    3. Have a co-signer.

    If you don’t have the credit required to rent a home, you can always have a cosigner — someone who meets the credit score requirement and who will agree to help out financially if necessary. 

    Just remember that a cosigner will be legally responsible should you fail to pay rent or get evicted. As you can imagine, asking someone to cosign a lease can strain a relationship. Before you run to your friend or family, think through the negative repercussions and have a communication plan to preserve the relationship.

    4. Provide stellar recommendation letters.

    What better way to put their anxious mind at rest than to provide your potential landlord with references? Allow them to see that even with a less-than-perfect credit score, you’ve proven to be an excellent tenant by making rent payments, caring for the property, and communicating well with the homeowner. 

    A letter explaining the circumstances of your debt and how you’re working to overcome it can also help in this particular situation. 

    credit report for rental application

    Photo from Canva

    5. Pursue a rental home that doesn’t run a credit check.
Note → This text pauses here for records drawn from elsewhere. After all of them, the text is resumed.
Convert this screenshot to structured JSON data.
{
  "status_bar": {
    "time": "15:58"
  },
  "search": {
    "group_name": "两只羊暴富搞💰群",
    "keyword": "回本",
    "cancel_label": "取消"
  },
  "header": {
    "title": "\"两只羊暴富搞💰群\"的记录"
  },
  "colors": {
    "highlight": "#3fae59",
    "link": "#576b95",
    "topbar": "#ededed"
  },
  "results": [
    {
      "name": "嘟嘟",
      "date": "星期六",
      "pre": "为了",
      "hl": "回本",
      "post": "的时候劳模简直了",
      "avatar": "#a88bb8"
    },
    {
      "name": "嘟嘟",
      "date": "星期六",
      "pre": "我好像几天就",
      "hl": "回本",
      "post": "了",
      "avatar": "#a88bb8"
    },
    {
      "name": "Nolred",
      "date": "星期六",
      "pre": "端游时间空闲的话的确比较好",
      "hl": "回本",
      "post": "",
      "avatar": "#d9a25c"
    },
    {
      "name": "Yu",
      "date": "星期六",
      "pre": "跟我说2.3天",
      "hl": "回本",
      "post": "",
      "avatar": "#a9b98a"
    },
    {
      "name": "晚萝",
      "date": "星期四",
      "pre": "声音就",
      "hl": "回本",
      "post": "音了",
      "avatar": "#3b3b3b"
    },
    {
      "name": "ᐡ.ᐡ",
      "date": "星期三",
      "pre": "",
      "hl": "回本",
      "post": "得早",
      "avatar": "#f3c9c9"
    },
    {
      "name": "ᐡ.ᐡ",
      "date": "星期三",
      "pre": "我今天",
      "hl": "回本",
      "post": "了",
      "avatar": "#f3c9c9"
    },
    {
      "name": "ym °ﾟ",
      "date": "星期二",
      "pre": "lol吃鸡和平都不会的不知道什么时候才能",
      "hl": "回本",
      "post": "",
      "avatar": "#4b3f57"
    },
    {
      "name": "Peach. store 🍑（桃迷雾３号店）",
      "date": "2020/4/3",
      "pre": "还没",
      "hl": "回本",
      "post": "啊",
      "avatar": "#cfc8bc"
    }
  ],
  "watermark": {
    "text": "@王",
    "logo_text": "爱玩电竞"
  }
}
    However, believe it or not, not every landlord will check your credit, so it might be best to wait and provide references and letters until it becomes a topic of discussion.  Better yet, look for individual landlords, like other military members, who might be more likely to understand that your military connection speaks highly of you. 

    6. Be willing to pay more.

    You might need to pay a larger security deposit or offset the landlord’s risk by showing up with multiple months' rent upfront. A bigger lump sum can be a difficult pill to swallow if your finances aren’t where you want them to be. However, it can offer a faster solution than waiting to build your credit score and even easier if you have a reliable person to temporarily lend you the money.

    Learn more: how much rent can you really afford?

    Your credit score carries a lot of weight, but knowing what yours is and how to combat the risk associated with it will do wonders. Are you ready to start the search for your next rental home? Gather your references and proof of income, then visit MilitaryByOwner's home page to start looking!

    Find out the questions you should ask before signing a lease. Click the image below to grab our free tips. 

    Ask These 10 Questions Before Signing a Lease

    Danielle Keech


    Danielle Keech

    Danielle Keech is a writer and content creator for MilitaryByOwner Advertising. She writes on military life topics, highlights clients’ open houses on social media, and manages the Military PCS Facebook group. She especially enjoys covering financial topics and helping military families exercise financial responsibility and plan for the future. Danielle has been a Marine Corps spouse for ten years (and counting!) and is a momma to four littles and one fur baby. She and her pilot spouse have lived in Virginia, Florida, Texas, California, Hawaii, and, most recently, Okinawa, Japan. And yes, you guessed it, Hawaii is her favorite duty station to date! Find MilitaryByOwner's Millitary PCS group here.

    Popular Posts